*Required work*
Return every line of the records that includes the string "icon".

*Dataset records*
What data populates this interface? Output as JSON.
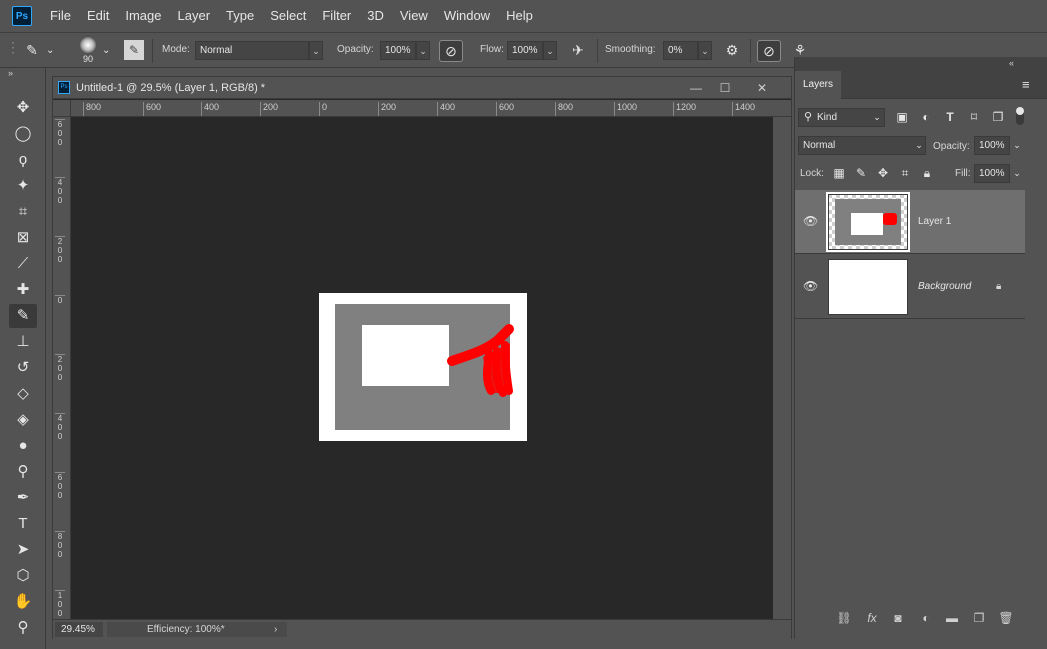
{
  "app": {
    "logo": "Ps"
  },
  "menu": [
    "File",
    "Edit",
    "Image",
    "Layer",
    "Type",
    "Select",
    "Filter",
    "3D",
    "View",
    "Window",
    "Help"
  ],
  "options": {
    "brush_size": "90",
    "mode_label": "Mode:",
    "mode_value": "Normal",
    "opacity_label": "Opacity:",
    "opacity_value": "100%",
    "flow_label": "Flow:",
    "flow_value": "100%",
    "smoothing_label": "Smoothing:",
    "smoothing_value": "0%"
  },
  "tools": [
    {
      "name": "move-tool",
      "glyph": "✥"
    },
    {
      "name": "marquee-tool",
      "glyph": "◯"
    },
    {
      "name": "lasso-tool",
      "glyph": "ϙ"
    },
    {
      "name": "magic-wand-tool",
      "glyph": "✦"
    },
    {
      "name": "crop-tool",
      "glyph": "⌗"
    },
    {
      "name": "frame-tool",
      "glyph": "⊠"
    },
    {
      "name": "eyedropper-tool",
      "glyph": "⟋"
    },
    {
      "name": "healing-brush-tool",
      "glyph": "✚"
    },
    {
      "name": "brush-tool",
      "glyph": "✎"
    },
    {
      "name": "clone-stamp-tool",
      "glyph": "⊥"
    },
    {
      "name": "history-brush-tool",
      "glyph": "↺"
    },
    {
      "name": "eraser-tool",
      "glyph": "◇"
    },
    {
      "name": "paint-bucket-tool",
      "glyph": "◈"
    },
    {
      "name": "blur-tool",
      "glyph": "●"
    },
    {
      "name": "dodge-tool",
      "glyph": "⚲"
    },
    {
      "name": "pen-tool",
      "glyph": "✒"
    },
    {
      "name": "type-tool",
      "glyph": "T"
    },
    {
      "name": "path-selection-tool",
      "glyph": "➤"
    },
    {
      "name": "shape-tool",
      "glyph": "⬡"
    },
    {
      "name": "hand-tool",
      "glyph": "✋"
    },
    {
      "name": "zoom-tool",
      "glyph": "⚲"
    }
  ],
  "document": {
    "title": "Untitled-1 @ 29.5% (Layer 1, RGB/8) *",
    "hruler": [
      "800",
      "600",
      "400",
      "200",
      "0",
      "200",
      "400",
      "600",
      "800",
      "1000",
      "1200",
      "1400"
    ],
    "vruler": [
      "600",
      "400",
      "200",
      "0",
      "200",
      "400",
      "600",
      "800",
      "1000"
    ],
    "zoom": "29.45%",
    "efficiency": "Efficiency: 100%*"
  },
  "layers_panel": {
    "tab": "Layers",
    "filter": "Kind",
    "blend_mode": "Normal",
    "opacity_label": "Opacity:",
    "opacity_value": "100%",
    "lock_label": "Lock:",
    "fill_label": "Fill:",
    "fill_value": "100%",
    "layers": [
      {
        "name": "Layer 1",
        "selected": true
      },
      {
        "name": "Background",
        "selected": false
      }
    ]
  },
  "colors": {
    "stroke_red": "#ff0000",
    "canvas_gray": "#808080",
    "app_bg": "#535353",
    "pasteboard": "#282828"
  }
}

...

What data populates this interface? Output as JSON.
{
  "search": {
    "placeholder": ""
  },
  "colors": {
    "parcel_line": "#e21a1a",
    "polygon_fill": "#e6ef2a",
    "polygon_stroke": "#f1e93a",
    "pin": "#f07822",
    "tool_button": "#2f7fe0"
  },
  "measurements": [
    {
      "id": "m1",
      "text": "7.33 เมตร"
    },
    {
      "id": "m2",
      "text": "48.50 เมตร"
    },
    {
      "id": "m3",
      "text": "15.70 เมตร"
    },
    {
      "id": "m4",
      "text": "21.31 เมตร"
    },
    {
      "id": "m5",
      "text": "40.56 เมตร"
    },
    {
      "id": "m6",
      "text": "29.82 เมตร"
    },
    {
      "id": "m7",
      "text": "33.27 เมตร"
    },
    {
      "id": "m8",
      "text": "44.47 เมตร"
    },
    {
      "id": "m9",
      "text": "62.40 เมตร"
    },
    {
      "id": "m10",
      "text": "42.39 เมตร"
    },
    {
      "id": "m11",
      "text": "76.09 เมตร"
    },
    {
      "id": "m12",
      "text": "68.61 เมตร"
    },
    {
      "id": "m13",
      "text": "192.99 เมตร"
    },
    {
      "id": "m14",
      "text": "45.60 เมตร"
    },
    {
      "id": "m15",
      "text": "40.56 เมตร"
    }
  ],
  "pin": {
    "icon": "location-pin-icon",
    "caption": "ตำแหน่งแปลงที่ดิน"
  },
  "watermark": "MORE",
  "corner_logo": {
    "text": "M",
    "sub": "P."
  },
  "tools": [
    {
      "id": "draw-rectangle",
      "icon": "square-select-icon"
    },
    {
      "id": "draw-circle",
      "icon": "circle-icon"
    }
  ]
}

*Reply to the task*
    "icon": "location-pin-icon",
      "icon": "square-select-icon"
      "icon": "circle-icon"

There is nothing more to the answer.